Test Prep…Timing and Balance Matter!

Test Prep…Timing and Balance Matter!

Avoid cramming for any significant test it is advisable that students begin their test prep in earnest approximately 6-12 months ahead of their planned exam.  For example, since most students will take the ACT or the SAT in their junior year, it’s beneficial to begin studying during the summer between 10th and 11th grade.   Enlisting the services of an experienced test prep tutor the summer before your child’s junior year is an investment no parent will regret.  By embarking on valuable test prep sessions long before the actual exam date, students feel less stress, and are therefore able to devote their full attention to the material being reviewed.

How has the ACT Changed? What Do You Need to Know?

How has the ACT Changed? What Do You Need to Know?

About 2.1 million of 2016’s graduating high school students took the ACT before applying to colleges last year. The ACT organization, over the last year and a half,  have implemented several format changes and as well as significant report improvements. Here is a summary.

Is Self-Study a Good Fit for Your Student?

Is Self-Study a Good Fit for Your Student?

When striving for success on college applications, schoolwork, or the SAT/ACT, wisdom dictates that students and their families have a plan of attack. Perhaps the first go-to method in preparing for a test is the solo route: a student and a textbook, a few long hours of disciplined study, and hopefully some positive scores result. Additionally, the rise of online study tools has driven students even closer to the computer screen. But, since each student is both unique and complex—complete with particular strengths and weaknesses, goals, and learning styles—isn’t it prudent to consider if there’s a study method that better serves your student? 

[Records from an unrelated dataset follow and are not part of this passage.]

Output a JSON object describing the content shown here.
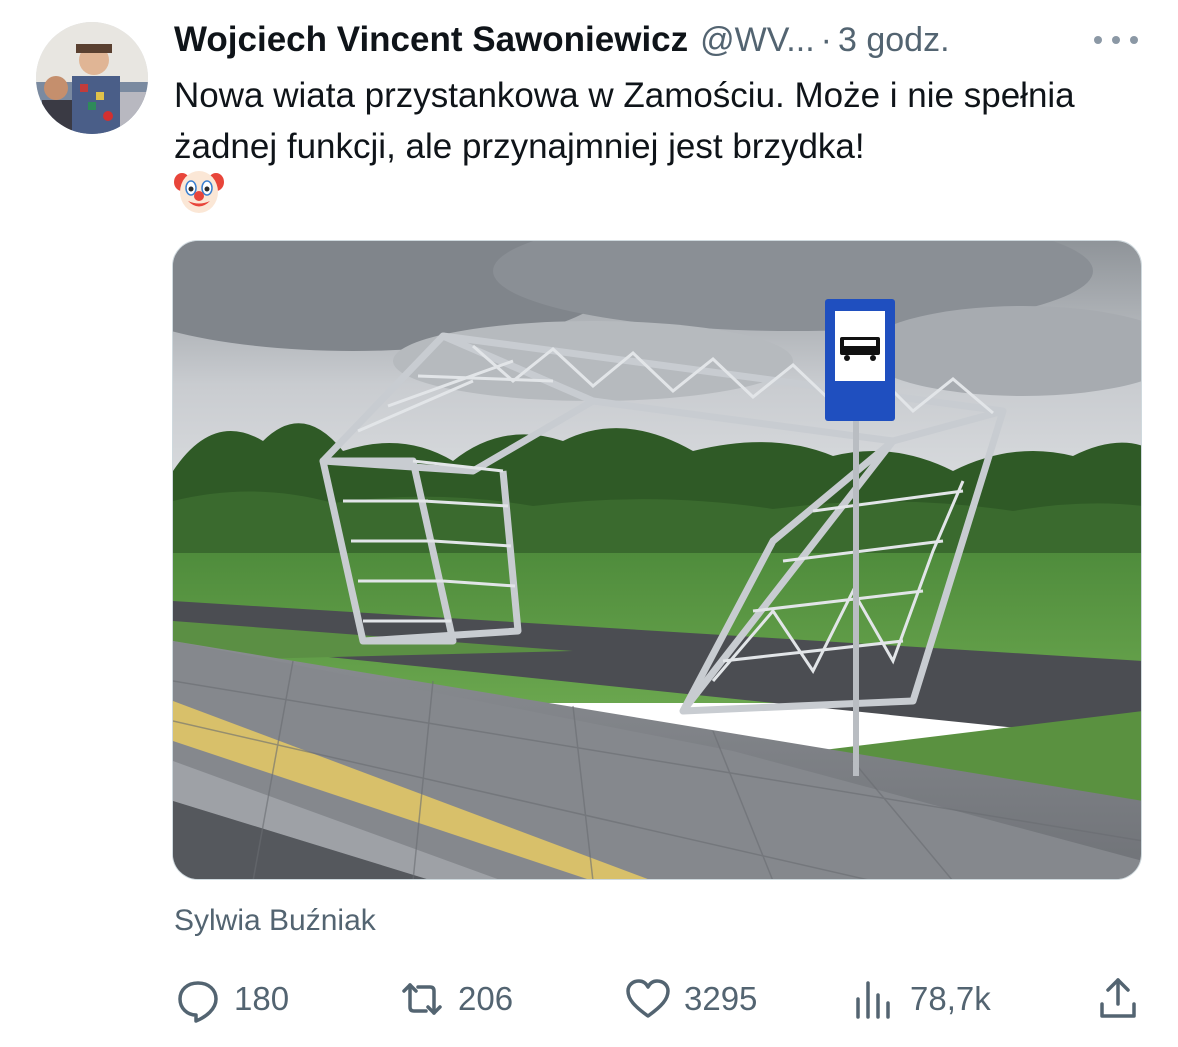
{
  "author": {
    "name": "Wojciech Vincent Sawoniewicz",
    "handle": "@WV...",
    "separator": "·",
    "time": "3 godz."
  },
  "tweet": {
    "text": "Nowa wiata przystankowa w Zamościu. Może i nie spełnia żadnej funkcji, ale przynajmniej jest brzydka!",
    "emoji": "clown-face-emoji"
  },
  "media": {
    "description_icon": "bus-stop-sign-icon",
    "credit": "Sylwia Buźniak"
  },
  "stats": {
    "replies": "180",
    "reposts": "206",
    "likes": "3295",
    "views": "78,7k"
  },
  "colors": {
    "text_primary": "#0f1419",
    "text_secondary": "#536471",
    "sign_blue": "#1f4fbf",
    "tactile_yellow": "#d8c06a"
  }
}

Being a Good Test-Taker is a Lifelong Skill

Being a Good Test-Taker is a Lifelong Skill

When students learn to become better test-takers, they develop positive habits that last a lifetime. One-on-one tutoring and small group classes can provide students with strategies to approach exams both methodically and successfully. The skills described here may serve your students in the world outside the classroom.